◆ **Data about app and page elements**
++++++++

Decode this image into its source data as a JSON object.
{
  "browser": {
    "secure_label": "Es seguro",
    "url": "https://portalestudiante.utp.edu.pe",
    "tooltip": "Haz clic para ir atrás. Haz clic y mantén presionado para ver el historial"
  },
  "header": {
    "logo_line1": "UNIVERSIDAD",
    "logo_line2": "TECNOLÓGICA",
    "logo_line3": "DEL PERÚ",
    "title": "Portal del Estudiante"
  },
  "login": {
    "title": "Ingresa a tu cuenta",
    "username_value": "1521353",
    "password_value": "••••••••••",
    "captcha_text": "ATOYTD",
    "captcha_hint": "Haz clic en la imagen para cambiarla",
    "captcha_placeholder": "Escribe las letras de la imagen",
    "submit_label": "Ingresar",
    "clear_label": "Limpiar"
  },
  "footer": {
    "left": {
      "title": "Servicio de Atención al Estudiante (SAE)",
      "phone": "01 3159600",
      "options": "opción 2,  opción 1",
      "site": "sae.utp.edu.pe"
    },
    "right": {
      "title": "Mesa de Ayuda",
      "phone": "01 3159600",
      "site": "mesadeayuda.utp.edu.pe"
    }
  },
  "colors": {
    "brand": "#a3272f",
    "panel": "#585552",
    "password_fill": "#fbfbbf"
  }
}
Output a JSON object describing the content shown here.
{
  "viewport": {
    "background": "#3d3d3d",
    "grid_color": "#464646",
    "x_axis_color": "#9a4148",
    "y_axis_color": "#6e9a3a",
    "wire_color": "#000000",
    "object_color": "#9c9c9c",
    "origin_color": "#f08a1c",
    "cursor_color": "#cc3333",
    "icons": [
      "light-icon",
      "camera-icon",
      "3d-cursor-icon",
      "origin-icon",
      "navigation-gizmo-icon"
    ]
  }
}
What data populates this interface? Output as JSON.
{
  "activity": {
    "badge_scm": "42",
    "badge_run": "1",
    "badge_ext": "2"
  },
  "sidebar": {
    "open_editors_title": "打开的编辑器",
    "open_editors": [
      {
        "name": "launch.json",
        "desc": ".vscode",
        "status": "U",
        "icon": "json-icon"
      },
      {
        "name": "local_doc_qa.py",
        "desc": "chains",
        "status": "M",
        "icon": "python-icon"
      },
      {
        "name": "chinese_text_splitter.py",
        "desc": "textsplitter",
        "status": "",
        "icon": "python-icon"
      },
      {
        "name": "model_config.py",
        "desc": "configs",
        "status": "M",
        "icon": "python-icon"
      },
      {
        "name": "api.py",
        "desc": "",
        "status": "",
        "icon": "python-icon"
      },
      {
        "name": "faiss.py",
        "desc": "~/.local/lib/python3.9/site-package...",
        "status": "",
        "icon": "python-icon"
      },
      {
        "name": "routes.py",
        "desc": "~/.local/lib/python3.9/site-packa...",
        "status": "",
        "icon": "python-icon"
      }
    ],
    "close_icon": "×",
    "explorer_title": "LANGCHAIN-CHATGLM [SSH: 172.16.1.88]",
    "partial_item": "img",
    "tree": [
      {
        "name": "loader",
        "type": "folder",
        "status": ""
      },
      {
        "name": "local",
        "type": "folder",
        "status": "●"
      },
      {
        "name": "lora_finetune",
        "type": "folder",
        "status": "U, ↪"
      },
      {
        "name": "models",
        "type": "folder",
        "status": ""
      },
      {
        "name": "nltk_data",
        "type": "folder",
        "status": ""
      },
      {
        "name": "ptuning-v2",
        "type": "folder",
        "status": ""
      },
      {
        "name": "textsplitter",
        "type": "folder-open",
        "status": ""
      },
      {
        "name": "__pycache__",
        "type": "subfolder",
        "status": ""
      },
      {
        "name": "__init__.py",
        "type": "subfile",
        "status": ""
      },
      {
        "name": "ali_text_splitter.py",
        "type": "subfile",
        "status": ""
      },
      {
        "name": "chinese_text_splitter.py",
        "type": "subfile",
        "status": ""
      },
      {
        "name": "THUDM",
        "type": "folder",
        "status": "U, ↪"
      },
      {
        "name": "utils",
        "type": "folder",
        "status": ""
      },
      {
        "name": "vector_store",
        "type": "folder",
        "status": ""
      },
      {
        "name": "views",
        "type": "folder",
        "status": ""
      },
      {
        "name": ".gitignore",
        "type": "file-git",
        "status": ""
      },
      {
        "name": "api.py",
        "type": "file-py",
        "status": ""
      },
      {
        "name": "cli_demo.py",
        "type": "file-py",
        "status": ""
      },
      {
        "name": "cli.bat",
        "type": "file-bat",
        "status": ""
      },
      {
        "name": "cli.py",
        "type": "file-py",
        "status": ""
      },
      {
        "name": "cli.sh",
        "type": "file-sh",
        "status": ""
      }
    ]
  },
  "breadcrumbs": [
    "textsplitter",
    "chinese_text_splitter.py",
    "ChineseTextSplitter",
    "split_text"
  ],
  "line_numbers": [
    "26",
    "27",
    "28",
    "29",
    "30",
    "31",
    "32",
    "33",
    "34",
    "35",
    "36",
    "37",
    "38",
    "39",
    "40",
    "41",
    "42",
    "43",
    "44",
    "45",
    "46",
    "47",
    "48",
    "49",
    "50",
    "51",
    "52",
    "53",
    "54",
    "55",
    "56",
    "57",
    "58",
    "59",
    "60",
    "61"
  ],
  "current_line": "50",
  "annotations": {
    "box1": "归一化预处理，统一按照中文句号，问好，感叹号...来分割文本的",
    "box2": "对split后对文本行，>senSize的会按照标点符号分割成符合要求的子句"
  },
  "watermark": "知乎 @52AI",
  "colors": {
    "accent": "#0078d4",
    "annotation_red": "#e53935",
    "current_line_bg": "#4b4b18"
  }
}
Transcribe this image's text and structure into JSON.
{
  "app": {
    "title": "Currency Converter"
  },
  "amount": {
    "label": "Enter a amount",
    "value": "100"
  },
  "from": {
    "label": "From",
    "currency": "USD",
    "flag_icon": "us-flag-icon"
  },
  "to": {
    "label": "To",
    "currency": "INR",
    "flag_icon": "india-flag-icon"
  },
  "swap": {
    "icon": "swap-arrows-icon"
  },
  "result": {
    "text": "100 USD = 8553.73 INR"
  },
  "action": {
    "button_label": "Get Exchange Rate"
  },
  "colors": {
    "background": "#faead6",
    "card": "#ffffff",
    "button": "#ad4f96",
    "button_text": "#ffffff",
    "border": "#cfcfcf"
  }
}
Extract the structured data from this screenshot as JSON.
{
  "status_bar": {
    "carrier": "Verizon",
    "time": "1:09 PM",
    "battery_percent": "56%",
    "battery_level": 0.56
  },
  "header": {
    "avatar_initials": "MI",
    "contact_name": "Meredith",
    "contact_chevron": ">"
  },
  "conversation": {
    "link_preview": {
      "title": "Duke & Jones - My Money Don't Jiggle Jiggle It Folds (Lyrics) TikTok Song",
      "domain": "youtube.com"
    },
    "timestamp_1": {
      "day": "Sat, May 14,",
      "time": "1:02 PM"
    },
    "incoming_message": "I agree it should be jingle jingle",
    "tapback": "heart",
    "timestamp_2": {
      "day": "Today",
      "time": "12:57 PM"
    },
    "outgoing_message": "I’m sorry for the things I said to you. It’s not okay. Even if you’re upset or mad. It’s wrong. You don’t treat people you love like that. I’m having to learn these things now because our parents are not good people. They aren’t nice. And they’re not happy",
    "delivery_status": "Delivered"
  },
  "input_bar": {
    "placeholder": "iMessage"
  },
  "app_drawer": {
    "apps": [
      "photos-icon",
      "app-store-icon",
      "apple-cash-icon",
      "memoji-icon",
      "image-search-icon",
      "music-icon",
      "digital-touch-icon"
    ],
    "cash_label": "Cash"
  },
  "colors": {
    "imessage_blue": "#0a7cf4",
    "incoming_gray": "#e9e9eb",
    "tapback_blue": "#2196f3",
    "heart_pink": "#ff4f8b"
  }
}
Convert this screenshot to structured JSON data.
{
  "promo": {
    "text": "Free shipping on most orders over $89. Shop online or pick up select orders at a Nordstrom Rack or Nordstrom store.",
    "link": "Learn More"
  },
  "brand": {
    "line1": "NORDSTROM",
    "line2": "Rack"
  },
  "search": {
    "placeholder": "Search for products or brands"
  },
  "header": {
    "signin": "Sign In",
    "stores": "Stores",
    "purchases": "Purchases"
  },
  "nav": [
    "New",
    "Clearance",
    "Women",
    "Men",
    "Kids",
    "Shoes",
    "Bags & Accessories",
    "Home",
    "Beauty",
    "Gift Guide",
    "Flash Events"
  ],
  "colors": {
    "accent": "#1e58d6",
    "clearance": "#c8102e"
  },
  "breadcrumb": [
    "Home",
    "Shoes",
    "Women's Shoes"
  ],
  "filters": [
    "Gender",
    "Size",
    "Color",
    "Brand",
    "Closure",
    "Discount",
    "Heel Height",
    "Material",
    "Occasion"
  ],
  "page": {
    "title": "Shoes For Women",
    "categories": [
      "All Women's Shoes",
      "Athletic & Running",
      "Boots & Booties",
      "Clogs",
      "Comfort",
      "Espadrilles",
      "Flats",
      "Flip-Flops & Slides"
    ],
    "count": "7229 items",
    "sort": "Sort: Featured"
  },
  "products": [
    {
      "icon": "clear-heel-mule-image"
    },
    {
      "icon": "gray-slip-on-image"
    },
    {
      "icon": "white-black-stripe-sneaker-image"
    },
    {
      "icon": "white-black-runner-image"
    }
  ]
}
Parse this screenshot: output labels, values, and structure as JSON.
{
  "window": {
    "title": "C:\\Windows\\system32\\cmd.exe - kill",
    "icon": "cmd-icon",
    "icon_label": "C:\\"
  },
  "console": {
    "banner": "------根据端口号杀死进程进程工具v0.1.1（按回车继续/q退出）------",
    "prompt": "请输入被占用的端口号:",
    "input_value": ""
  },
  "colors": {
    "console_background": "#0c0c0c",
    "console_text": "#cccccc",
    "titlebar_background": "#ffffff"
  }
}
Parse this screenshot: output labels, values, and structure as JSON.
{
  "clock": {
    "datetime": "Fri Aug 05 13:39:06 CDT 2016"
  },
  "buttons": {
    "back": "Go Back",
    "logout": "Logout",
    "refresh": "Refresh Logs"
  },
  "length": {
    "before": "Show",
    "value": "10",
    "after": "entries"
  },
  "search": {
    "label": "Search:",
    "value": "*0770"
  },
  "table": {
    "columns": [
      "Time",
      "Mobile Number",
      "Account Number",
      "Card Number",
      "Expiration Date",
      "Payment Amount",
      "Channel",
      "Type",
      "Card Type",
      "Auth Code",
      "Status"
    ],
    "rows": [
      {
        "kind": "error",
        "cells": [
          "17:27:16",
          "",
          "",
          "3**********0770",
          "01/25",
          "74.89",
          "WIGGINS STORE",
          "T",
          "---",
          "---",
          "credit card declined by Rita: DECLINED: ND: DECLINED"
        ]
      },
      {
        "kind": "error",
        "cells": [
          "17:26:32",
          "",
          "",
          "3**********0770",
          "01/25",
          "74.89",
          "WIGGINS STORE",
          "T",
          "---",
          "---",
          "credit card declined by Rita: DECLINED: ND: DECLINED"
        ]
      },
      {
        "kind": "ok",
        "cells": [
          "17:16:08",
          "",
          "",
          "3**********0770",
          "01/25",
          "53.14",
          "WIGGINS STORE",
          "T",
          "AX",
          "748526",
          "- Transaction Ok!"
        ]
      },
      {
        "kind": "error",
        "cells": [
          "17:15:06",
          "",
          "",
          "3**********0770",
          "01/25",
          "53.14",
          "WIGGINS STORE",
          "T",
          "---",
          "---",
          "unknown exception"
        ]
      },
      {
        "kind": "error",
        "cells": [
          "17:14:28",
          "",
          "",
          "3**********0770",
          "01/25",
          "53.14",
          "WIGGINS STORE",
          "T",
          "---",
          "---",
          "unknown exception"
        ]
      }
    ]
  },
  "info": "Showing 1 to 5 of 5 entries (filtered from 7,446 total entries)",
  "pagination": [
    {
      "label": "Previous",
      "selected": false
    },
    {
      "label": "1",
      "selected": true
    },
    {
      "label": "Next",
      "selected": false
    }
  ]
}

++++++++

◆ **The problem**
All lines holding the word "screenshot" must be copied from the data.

◆ **Solution to this problem**
Extract the structured data from this screenshot as JSON.
Convert this screenshot to structured JSON data.
Parse this screenshot: output labels, values, and structure as JSON.
Parse this screenshot: output labels, values, and structure as JSON.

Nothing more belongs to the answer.